This is not how one wins back trust for capitalism.

Incidentally, the article has many useful links.

STCMA – 06 May 2019

(1) An empirical essay on the non-causal (or, non-correlation) link between money supply measures and consumer price inflation. Some of the comments below the essay are unfair. The paper reinforces the argument that the evidence of consequences of loose monetary policy are to be found elsewhere and that inflation dynamics remains the least understood phenomenon by economists, among others. By sheer elimination, the only thing that seems to be explaining inflatin dynamics is the wage dynamics. As long as workers’ anxieties are high and wage growth low, we should expect conventionally measured consumer price inflation to remain low in the developed world.

(2) Following deregulation, bank credit flows more to non-productive investments, says this brief based on an empirical work published in November 2018. At the same, credit guidance, with political economy, leads to inefficient credit allocation. That is the evidence from developing economies. Where is the golden mean and how to find it?

(3) Four decades after Washington and Beijing re-established diplomatic ties, the doors on scientific and technological engagement appear to be closing fast.
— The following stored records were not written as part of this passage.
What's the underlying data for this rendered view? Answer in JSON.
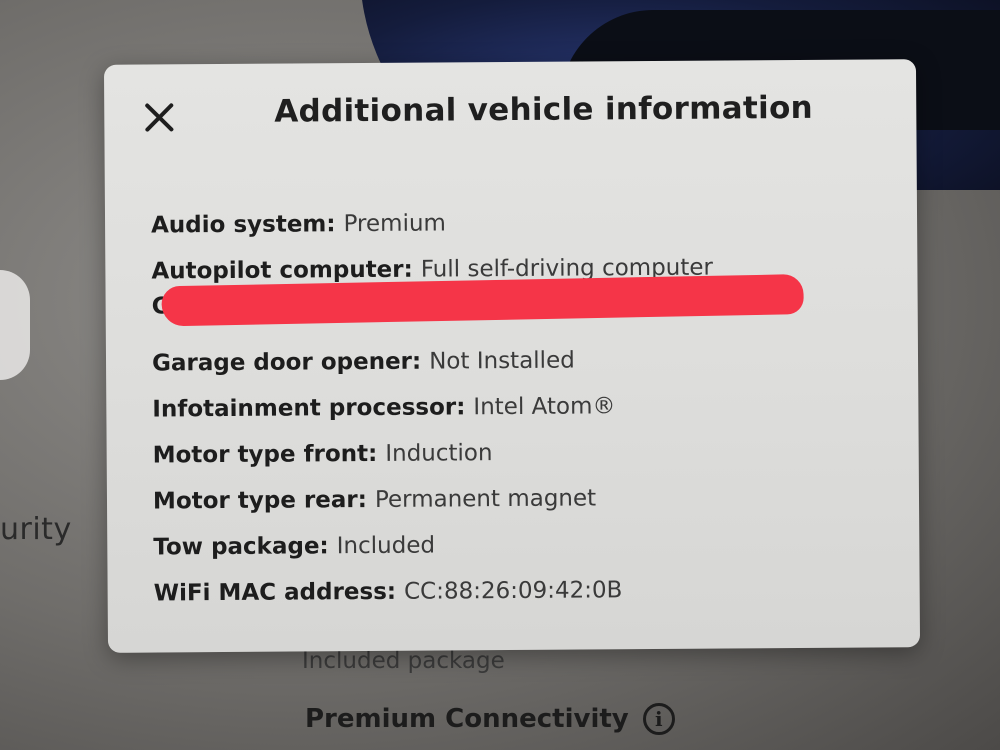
{
  "background": {
    "security_text": "urity",
    "included_package_text": "Included package",
    "premium_connectivity_label": "Premium Connectivity",
    "info_icon_glyph": "i"
  },
  "modal": {
    "title": "Additional vehicle information",
    "close_glyph": "×",
    "redacted_row_peek": "C",
    "rows": [
      {
        "label": "Audio system:",
        "value": "Premium"
      },
      {
        "label": "Autopilot computer:",
        "value": "Full self-driving computer"
      },
      {
        "label": "",
        "value": ""
      },
      {
        "label": "Garage door opener:",
        "value": "Not Installed"
      },
      {
        "label": "Infotainment processor:",
        "value": "Intel Atom®"
      },
      {
        "label": "Motor type front:",
        "value": "Induction"
      },
      {
        "label": "Motor type rear:",
        "value": "Permanent magnet"
      },
      {
        "label": "Tow package:",
        "value": "Included"
      },
      {
        "label": "WiFi MAC address:",
        "value": "CC:88:26:09:42:0B"
      }
    ]
  },
  "colors": {
    "redaction": "#f53548",
    "modal_bg": "#e0e0de",
    "car_accent": "#2a3a78"
  }
}
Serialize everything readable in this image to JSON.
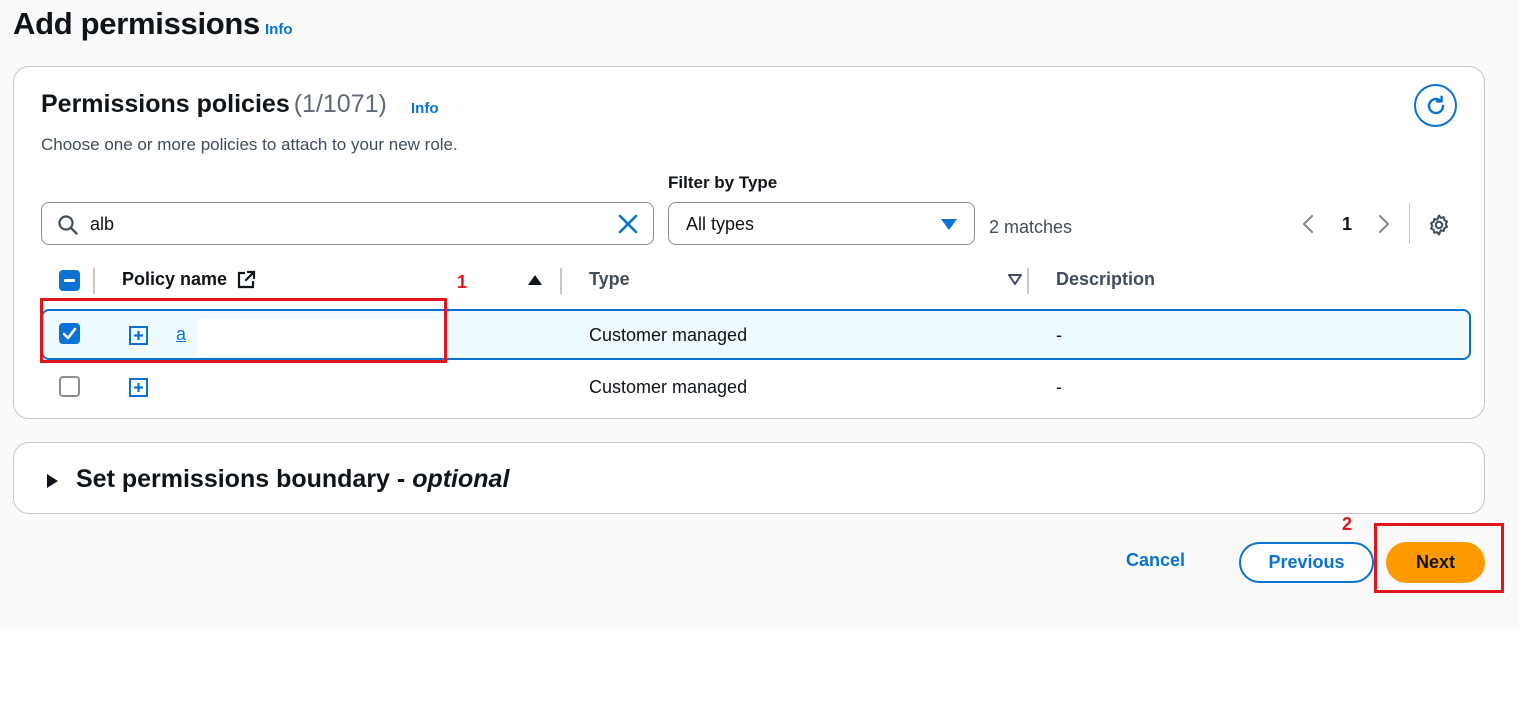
{
  "page": {
    "title": "Add permissions",
    "info_label": "Info"
  },
  "policies": {
    "title": "Permissions policies",
    "count": "(1/1071)",
    "info_label": "Info",
    "description": "Choose one or more policies to attach to your new role.",
    "filter_label": "Filter by Type",
    "search": {
      "value": "alb",
      "placeholder": ""
    },
    "type_filter": {
      "selected": "All types"
    },
    "matches": "2 matches",
    "pagination": {
      "current_page": "1"
    },
    "columns": {
      "policy_name": "Policy name",
      "type": "Type",
      "description": "Description"
    },
    "rows": [
      {
        "selected": true,
        "policy_name": "a",
        "type": "Customer managed",
        "description": "-"
      },
      {
        "selected": false,
        "policy_name": "",
        "type": "Customer managed",
        "description": "-"
      }
    ]
  },
  "boundary": {
    "title": "Set permissions boundary - ",
    "title_optional": "optional"
  },
  "footer": {
    "cancel_label": "Cancel",
    "previous_label": "Previous",
    "next_label": "Next"
  },
  "annotations": {
    "marker_1": "1",
    "marker_2": "2",
    "color": "#e0161e"
  },
  "colors": {
    "link_blue": "#0972d3",
    "primary_orange": "#ff9900",
    "selected_row_bg": "#f0fbff"
  },
  "icons": [
    "search-icon",
    "clear-icon",
    "refresh-icon",
    "caret-down-icon",
    "chevron-left-icon",
    "chevron-right-icon",
    "settings-icon",
    "external-link-icon",
    "sort-ascending-icon",
    "sort-descending-icon",
    "expand-icon",
    "caret-right-icon"
  ]
}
A wary US has accused its biggest trading partner of getting ahead by unfair means, from forced technology transfers to intellectual property theft and industrial espionage. …. Since last summer, Chinese students involved in robotics, aviation, engineering and hi-tech manufacturing – priority areas in Beijing’s “Made in China 2025” industrial policy – faced tighter visa controls. [Link]

(4) China is encouraging consumer credit loans now. Doesn’t sound like the right thing to do and sounds more like desperation, especially if you read this news in conjunction with this story too, on tighter foreign exchange approvals for Chinese residents, taking money out. Does not sound like a healthy economy.
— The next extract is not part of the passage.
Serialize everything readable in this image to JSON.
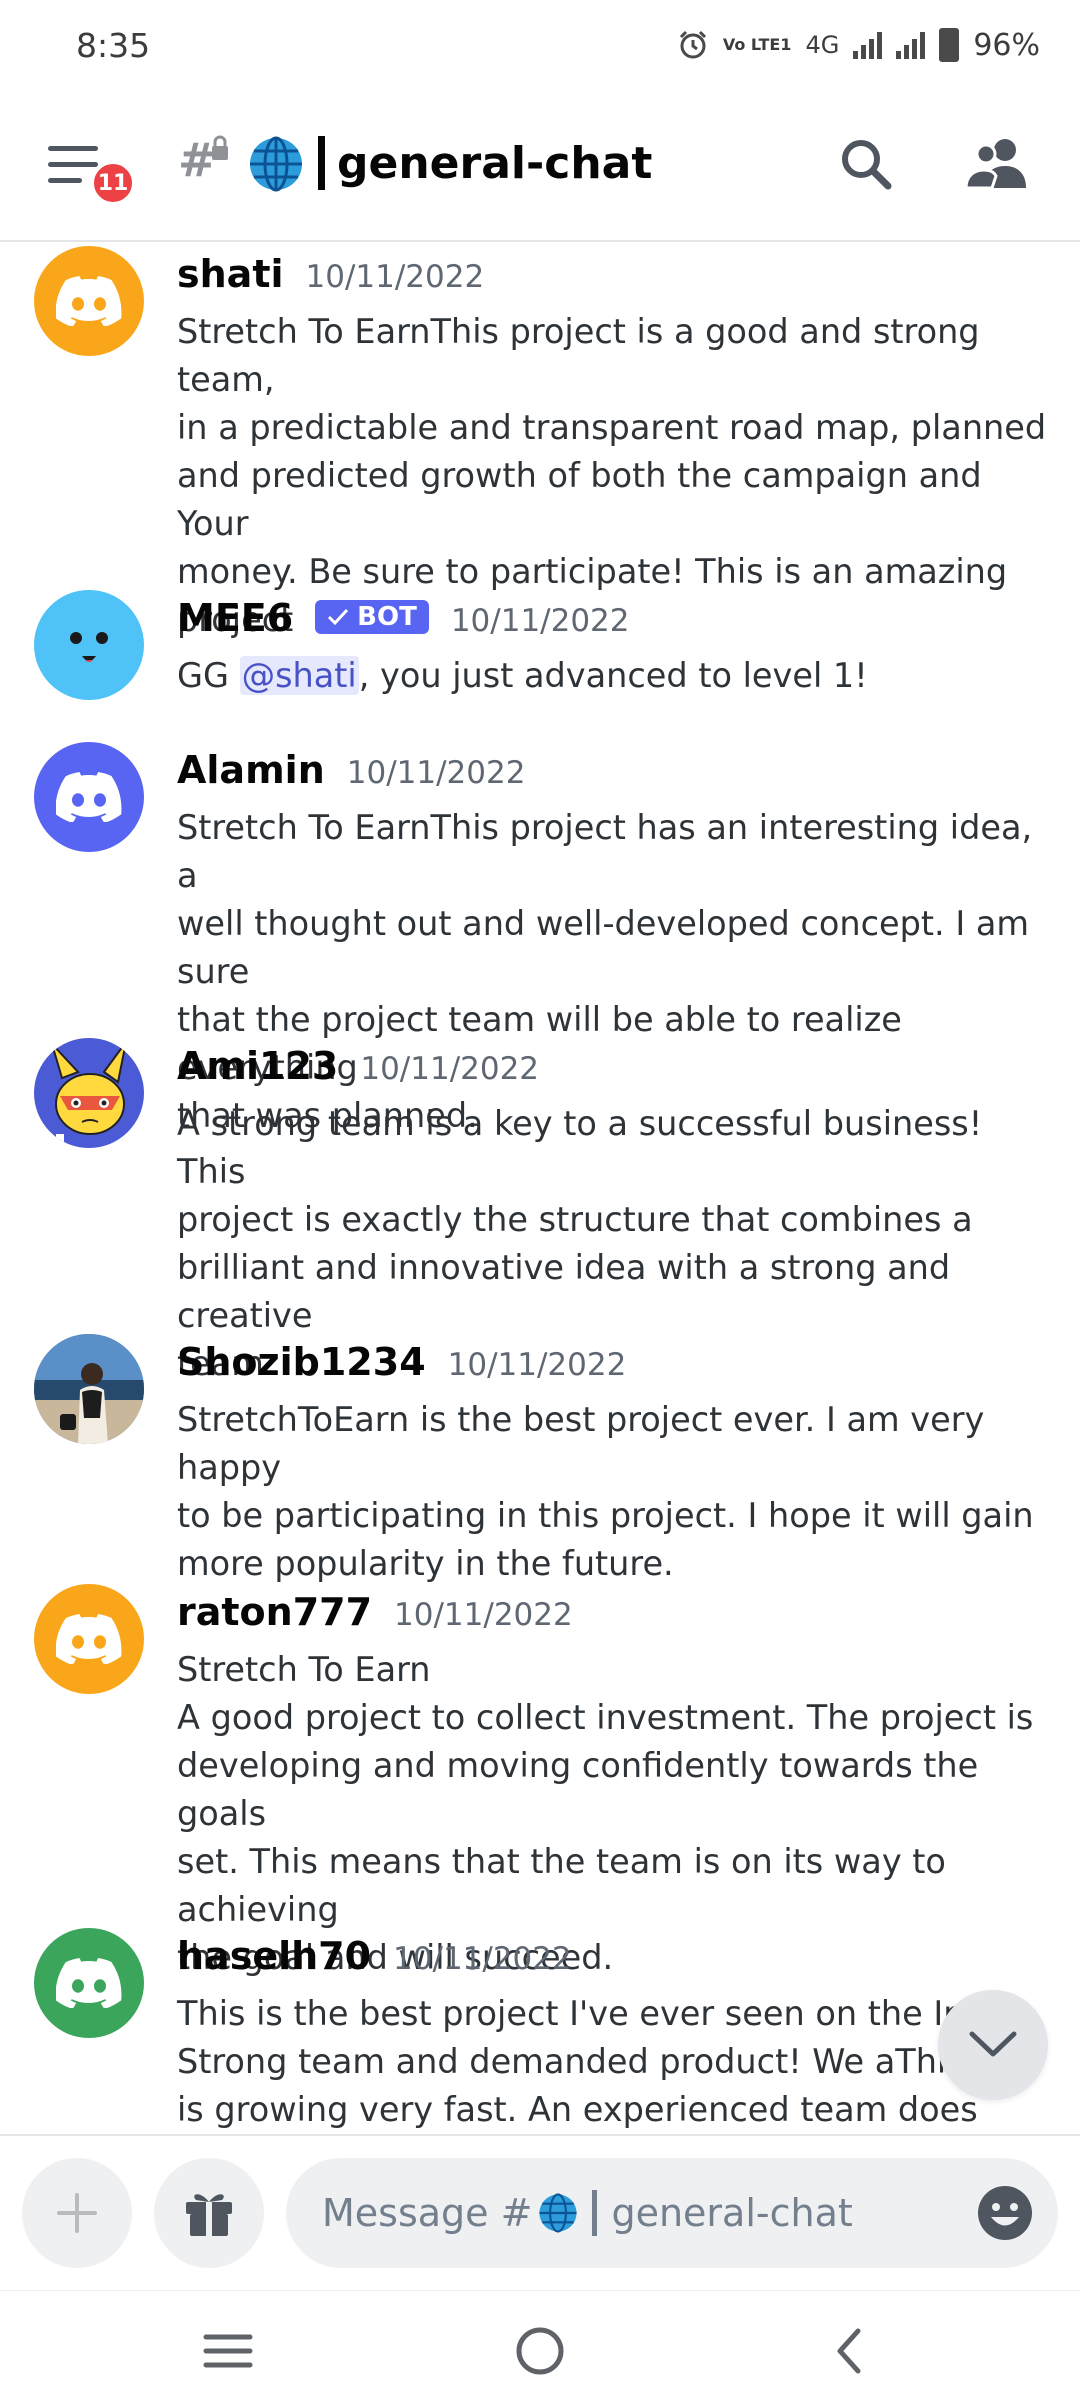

(5) This BBC story presents a more balanced picture, than stories that appeared elsewhere, of the election results in Spain. Socialists did surprisingly well but so did the so-called ‘Far Right’ Vox party.

(6) Hong Kong’s extradition laws – deporting people to the mainland to face trial – are drawing protests. I guess, one would say, that is unsurprising. The laws supposedly contain safeguards against people charged with political and commercial crimes from being sent to the mainland. But, not many are convinced that they would be honoured.

(7) One more example of technology running amok – cashless and till-free shopping at a Sainsbury pilot in the UK. Just as backlash over social media platforms are rising, this too would face a backlash:

Last year’s Access to Cash study, commissioned by Link, found 8m people would struggle to exist in a cashless society, noting that those with a heavy reliance on cash tend to be older and poorer. Most basic bank accounts, designed for those with a poor credit history, do not come with contactless cards. [Link]

(8) Jamil Anderlini’s short piece in FT on the Islamic world’s mostly silent indifference (read, ‘acquiescence’ in reality) to China’s treatment of Uighur Muslims is a good read. Two important quotes:

In the aftermath of the horrific mosque shootings in Christchurch in March, Jacinda Ardern, New Zealand’s prime minister, earned great praise throughout the Islamic world for her sensitive and empathetic response to the tragedy. But on a trip to Beijing barely two weeks later, Ms Ardern refused to mention the situation in Xinjiang, despite public calls from Muslim and human rights groups to do so. [Link]

The New Zealand Prime Minister’s non-reaction is rather typical of the so-called Liberals. Their selective outrage is what has lost them trust, goodwill and credibility among voters and alienated most of them towards other relatively more outspoken outfits in their own countries. They continue to refuse to heed the lessons. That is irrational. Does that go together with the tag of ‘liberal’?

AND

Put it this way: mocking Donald Trump and his administration or criticising American policy will not trigger US sanctions. Countries, companies or, indeed, newspapers that attempt the same with Xi Jinping and China do so at their peril. [Link]

(9) As a former Australian Prime Minister, would Kevin Rudd not be embarrassed by what Paul Keating has to say on China? [Link]